Many Indonesians are concerned about the damage that hoaxes and so-called “fake news” are doing to social cohesion. Professor Ariel Heryanto writes that it is difficult to find a more powerful hoax than the story of the 30 September Movement, which has provided the basis for numerous other nonsensical and dangerous hoaxes.

Indonesia at Melbourne will again be taking a short break over Christmas and New Year. In this final post for 2017, we look back at the analysis and commentary featured on the blog and podcast throughout the year. Thanks again for your loyal readership and support, and we look forward to seeing you again mid-January.

Last week, the Constitutional Court rejected a petition from the Family Love Alliance (AILA) that sought to criminalise consensual sex outside marriage. Rafiqa Qurrata A’yun writes that AILA’s petition was an attempt to bypass the normal process of formulating criminal law, and could have had serious consequences for the rights of citizens.

What prompted President Joko Widodo to declare a drug emergency in Indonesia? Have his hard-line policies achieved their intended results? And what is the future for drug policy in the country? Dr Dirk Tomsa discusses these issues with Ricky Gunawan, director of LBH Masyarakat, in the latest Talking Indonesia podcast.

Former State Secretary and Islamic scholar Djohan Effendi died in Geelong, Victoria, on 17 November after a long illness. His former student Ihsan Ali-Fauzi remembers a quietly principled man who was committed to challenging religious exclusivism.

West Papuan independence activists surprised many in September when they delivered a petition to the UN signed by 1.8 million Papuans and Indonesian settlers. Dr Richard Chauvel writes that while this petition may not get far, so long as Indonesia fails to address rights abuses by the security forces, the issue will continue to be raised at the international level.

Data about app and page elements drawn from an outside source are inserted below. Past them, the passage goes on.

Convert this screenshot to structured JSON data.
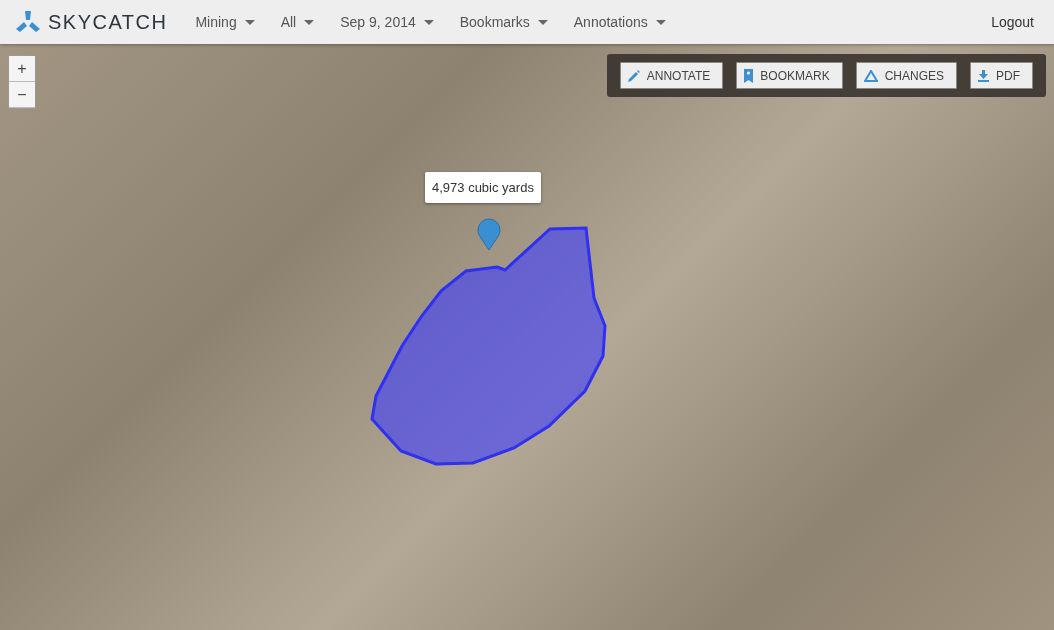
{
  "brand": {
    "name": "SKYCATCH"
  },
  "menus": [
    {
      "label": "Mining"
    },
    {
      "label": "All"
    },
    {
      "label": "Sep 9, 2014"
    },
    {
      "label": "Bookmarks"
    },
    {
      "label": "Annotations"
    }
  ],
  "logout": "Logout",
  "zoom": {
    "in": "+",
    "out": "−"
  },
  "toolbar": [
    {
      "kind": "pencil",
      "label": "ANNOTATE"
    },
    {
      "kind": "bookmark",
      "label": "BOOKMARK"
    },
    {
      "kind": "triangle",
      "label": "CHANGES"
    },
    {
      "kind": "download",
      "label": "PDF"
    }
  ],
  "measurement": {
    "label": "4,973 cubic yards"
  }
}
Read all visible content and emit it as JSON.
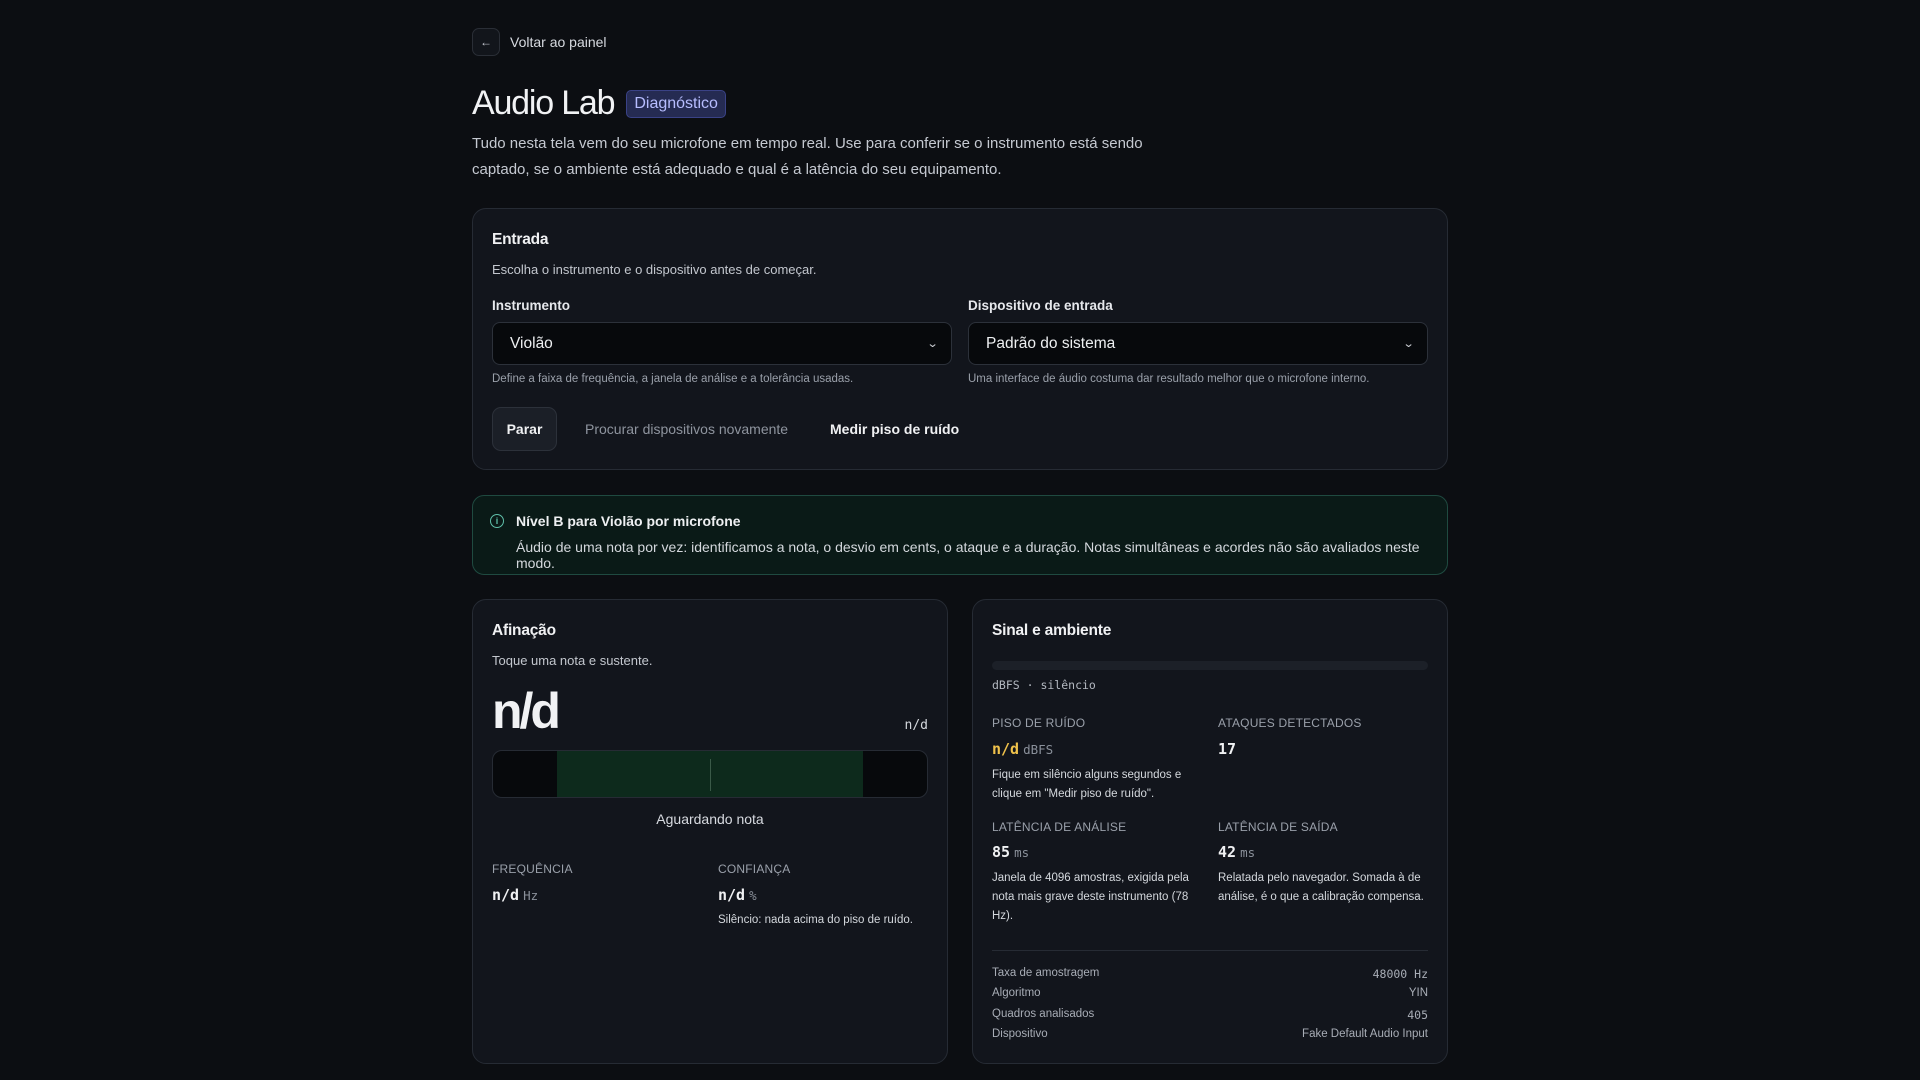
{
  "back": {
    "label": "Voltar ao painel",
    "icon": "arrow-left-icon"
  },
  "header": {
    "title": "Audio Lab",
    "badge": "Diagnóstico",
    "intro": "Tudo nesta tela vem do seu microfone em tempo real. Use para conferir se o instrumento está sendo captado, se o ambiente está adequado e qual é a latência do seu equipamento."
  },
  "entrada": {
    "title": "Entrada",
    "subtitle": "Escolha o instrumento e o dispositivo antes de começar.",
    "instrument": {
      "label": "Instrumento",
      "value": "Violão",
      "hint": "Define a faixa de frequência, a janela de análise e a tolerância usadas."
    },
    "device": {
      "label": "Dispositivo de entrada",
      "value": "Padrão do sistema",
      "hint": "Uma interface de áudio costuma dar resultado melhor que o microfone interno."
    },
    "buttons": {
      "stop": "Parar",
      "rescan": "Procurar dispositivos novamente",
      "noise": "Medir piso de ruído"
    }
  },
  "info": {
    "title": "Nível B para Violão por microfone",
    "text": "Áudio de uma nota por vez: identificamos a nota, o desvio em cents, o ataque e a duração. Notas simultâneas e acordes não são avaliados neste modo."
  },
  "afinacao": {
    "title": "Afinação",
    "subtitle": "Toque uma nota e sustente.",
    "note": "n/d",
    "note_side": "n/d",
    "status": "Aguardando nota",
    "frequency": {
      "label": "FREQUÊNCIA",
      "value": "n/d",
      "unit": "Hz"
    },
    "confidence": {
      "label": "CONFIANÇA",
      "value": "n/d",
      "unit": "%",
      "note": "Silêncio: nada acima do piso de ruído."
    }
  },
  "sinal": {
    "title": "Sinal e ambiente",
    "caption": "dBFS · silêncio",
    "noise_floor": {
      "label": "PISO DE RUÍDO",
      "value": "n/d",
      "unit": "dBFS",
      "note": "Fique em silêncio alguns segundos e clique em \"Medir piso de ruído\"."
    },
    "attacks": {
      "label": "ATAQUES DETECTADOS",
      "value": "17"
    },
    "analysis_latency": {
      "label": "LATÊNCIA DE ANÁLISE",
      "value": "85",
      "unit": "ms",
      "note": "Janela de 4096 amostras, exigida pela nota mais grave deste instrumento (78 Hz)."
    },
    "output_latency": {
      "label": "LATÊNCIA DE SAÍDA",
      "value": "42",
      "unit": "ms",
      "note": "Relatada pelo navegador. Somada à de análise, é o que a calibração compensa."
    },
    "details": [
      {
        "key": "Taxa de amostragem",
        "value": "48000 Hz"
      },
      {
        "key": "Algoritmo",
        "value": "YIN"
      },
      {
        "key": "Quadros analisados",
        "value": "405"
      },
      {
        "key": "Dispositivo",
        "value": "Fake Default Audio Input"
      }
    ]
  },
  "colors": {
    "accent_badge": "#b7bdff",
    "info_border": "#1f4a40",
    "warning": "#f0c24b"
  }
}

Is Indonesia seeing the emergence of a ‘Neo-New Order’? Is democracy really in peril? Following his interview on Talking Indonesia last week, Professor Todung Mulya Lubis writes that although many aspects of Indonesian democracy are functioning well, there is serious cause for concern.

What does the recent attack on the Legal Aid Foundation (LBH) mean for human rights and civil society in Indonesia? What are the challenges facing the government as it heads toward the 2019 election? Is Indonesia’s democracy in peril? Dr Jemma Purdey explores these questions and more with pre-eminent human rights lawyer Professor Todung Mulya Lubis.

On 17 October, dozens of declassified files confirmed that the United States had detailed knowledge of and actively supported Indonesian military efforts to destroy the Indonesian Communist Party (PKI) and its alleged sympathisers. Dr Jess Melvin, who was involved in the declassification project, looks at the most significant revelations.

“Istirahatlah Kata-Kata” has won praise for its depiction of the life of poet and activist Widji Thukul in exile. In Talking Indonesia this week, Dr Jemma Purdey chats to the film’s director, Yosep Angi Noen, about how film can provide new opportunities for dealing with histories that remain obscured.

Hopes are high for Indonesia to play a greater role in responding to the crisis in Myanmar’s Rakhine state. But Diah Tricesaria and Randy Nandyatama write that if Indonesia is to be seen as a legitimate actor in brokering peace in Myanmar, it must show leadership in the management of refugees at the domestic and regional levels.

President Joko Widodo has offered little support to the Legal Aid Foundation (LBH) since the shocking attack on its offices two weeks ago. Professor Tim Lindsey writes that civil society should not expect much from Jokowi, who is in the unenviable position of having to keep the oligarchs happy and Islamist agitators at bay.